Extend the Consultation Period for Ex-Ante Regulation by 3 Months: Empower India

Business Wire IndiaThe Committee on Digital Competition Law (CDCL) has recently submitted a report on ex-ante regulations in India, along with a draft Bill for Digital Competition Law. However, the implementation of such legislation has long been debated. It is imperative to address existing gaps and challenges in order to tailor the competition regime to India’s specific needs. Empower India, a leading public policy think-tank, hosted a media briefing to deliberate on the challenges posed by ex-ante regulations in India.
Dr. Lazar Radic, a Senior Scholar at the International Center for Law & Economics and an Adjunct Professor of Law at IE University, said, “India should explore strategies to attract players to the market before regulating them. Regulatory challenges posed by the Digital Markets Act (DMA) might deter gatekeepers from innovating, potentially leading to negative outcomes for users, similar to the delays experienced by Meta’s Thread launch and Bard’s introduction in Europe. These incidents underscore the broader impact on consumer choice and innovation.” He added, “The DMA is also criticized for its vague goals, lack of clear cost-benefit analysis procedures, and rigid structure without exemptions for consumer benefits and industry innovation. India should avoid hastily adopting experimental regulations and instead focus on understanding the objectives behind Europe’s DMA.”
Mr. Kazim Rizvi, Founding Director, The Dialogue, said, “The current regulatory framework presents a mixed bag of proposals. At this stage, the Competition Commission of India (CCI) needs more technical expertise and capacity. As per the CDCL’s recommendations, it is imperative that focus is given to increasing the capacity of the Commission. Additionally, there are potential overlaps and conflicts between the draft Digital Competition Bill and other tech laws and policies, which come under the mandate of different ministries. Therefore, there is a need for inter-regulatory coordination. He further added, “The consultation period should be extended by at least three months, given the complexity of the law and its far-reaching implications on the economy, business models, and supply chains.”
Ms. Shreya Suri, Partner, Indus Law, said, “The draft Digital Competition Bill, 2024 has been the centre of controversy over the last week as far as Tech Policy is concerned. While it relies heavily on the EU Digital Markets Act as a frame of reference, significant thought must be given to the manner of its application to the Indian economy – which is much more fragmented and caters to a much larger target market as a whole. While comments on the draft are sought within the very ambitious timeline of April 15, the industry and economic impact of such an ex ante framework will have to be studied in detail, across all stakeholder segments, before concluding on the exact parameters and contours of how the conduct of SSDEs must be shaped through regulation. It will also be pertinent to see market impact and advantages in the EU.”

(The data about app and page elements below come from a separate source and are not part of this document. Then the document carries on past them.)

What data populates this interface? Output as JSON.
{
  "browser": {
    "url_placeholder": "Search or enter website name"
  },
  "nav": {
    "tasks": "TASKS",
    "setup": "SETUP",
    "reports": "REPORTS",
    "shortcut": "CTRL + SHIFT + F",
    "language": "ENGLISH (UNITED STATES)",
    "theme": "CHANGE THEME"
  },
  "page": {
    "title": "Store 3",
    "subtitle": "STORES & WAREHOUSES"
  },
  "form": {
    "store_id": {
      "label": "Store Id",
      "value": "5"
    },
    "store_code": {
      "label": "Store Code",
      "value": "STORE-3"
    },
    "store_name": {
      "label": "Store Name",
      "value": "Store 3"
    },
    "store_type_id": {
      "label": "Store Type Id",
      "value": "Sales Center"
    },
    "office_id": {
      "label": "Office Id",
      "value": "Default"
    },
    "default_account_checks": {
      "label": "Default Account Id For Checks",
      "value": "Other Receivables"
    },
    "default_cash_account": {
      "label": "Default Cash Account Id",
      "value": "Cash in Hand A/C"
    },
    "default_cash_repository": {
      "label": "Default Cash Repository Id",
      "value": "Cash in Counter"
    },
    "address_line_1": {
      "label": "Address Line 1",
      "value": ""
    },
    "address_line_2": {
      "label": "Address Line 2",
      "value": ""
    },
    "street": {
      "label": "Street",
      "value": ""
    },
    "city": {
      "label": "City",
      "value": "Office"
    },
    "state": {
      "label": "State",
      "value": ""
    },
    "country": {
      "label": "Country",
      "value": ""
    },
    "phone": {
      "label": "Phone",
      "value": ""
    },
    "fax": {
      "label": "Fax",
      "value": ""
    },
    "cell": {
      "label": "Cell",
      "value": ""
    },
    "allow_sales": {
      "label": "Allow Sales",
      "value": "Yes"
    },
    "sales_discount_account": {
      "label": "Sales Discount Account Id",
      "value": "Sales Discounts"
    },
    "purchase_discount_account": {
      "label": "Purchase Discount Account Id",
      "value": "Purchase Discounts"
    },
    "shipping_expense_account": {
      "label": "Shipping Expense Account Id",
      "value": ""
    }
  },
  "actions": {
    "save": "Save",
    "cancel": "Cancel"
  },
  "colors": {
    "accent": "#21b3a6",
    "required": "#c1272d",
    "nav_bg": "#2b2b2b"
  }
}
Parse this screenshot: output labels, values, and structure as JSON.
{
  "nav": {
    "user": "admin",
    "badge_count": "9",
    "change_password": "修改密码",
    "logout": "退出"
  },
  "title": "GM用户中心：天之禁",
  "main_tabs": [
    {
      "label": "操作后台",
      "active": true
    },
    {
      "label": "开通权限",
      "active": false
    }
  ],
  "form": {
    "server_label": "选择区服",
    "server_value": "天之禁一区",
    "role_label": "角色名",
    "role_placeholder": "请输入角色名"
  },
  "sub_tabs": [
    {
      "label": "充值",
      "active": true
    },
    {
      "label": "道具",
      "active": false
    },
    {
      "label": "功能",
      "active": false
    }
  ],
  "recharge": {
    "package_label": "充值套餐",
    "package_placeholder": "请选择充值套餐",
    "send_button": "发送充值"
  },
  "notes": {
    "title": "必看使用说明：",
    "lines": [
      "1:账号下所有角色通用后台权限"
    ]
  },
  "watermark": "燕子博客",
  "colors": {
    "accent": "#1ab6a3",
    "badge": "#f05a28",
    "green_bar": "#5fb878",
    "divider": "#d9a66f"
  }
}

Experts highlighted that the objectives behind DDMA extend beyond fairness and contestability to include elements of protectionism and market power. India boasts a vibrant startup ecosystem, with over 100 unicorns spanning diverse sectors, contrasting to the EU’s limited number of homegrown enterprises. They also stressed that by requiring extensive monitoring and compliance measures, the law may discourage experimentation and investment in new technologies and services. Tight regulations could inadvertently lead to reduced competition in the market, resulting in fewer choices for consumers and higher prices. While the criteria may provide clarity on which companies are subject to the regulations, smaller players within the identified category may still face disproportionate burdens. Moreover, the global landscape for ex-ante regulation in digital markets is new, with limited precedents. Nations like Japan and Singapore are reevaluating their planned regulations, underscoring the need for caution due to the uncertain impact on market dynamics and competition enforcement. Moreover, proposed regulations might extend to sectors without sufficient evidence of anti-competitive behavior, potentially imposing constraints on digital services lacking clear signs of market failure or harm to competition.
Key recommendations shared by experts:

  • Narrowing the scope of ‘Core Digital Services’ to include only those supported by existing evidence and studies would justify the need for such classification.
  • Exemptions for startups and SMEs can alleviate compliance burdens, enabling them to focus on innovation and growth.
  • Ensure regulations remain flexible and adaptable to the evolving digital economy, with provisions for regular reviews/updates based on industry changes and technological advancements.
  • Engage with startups, industry associations, consumer groups, and academia in discussions to ensure regulations reflect diverse perspectives on market dynamics and challenges.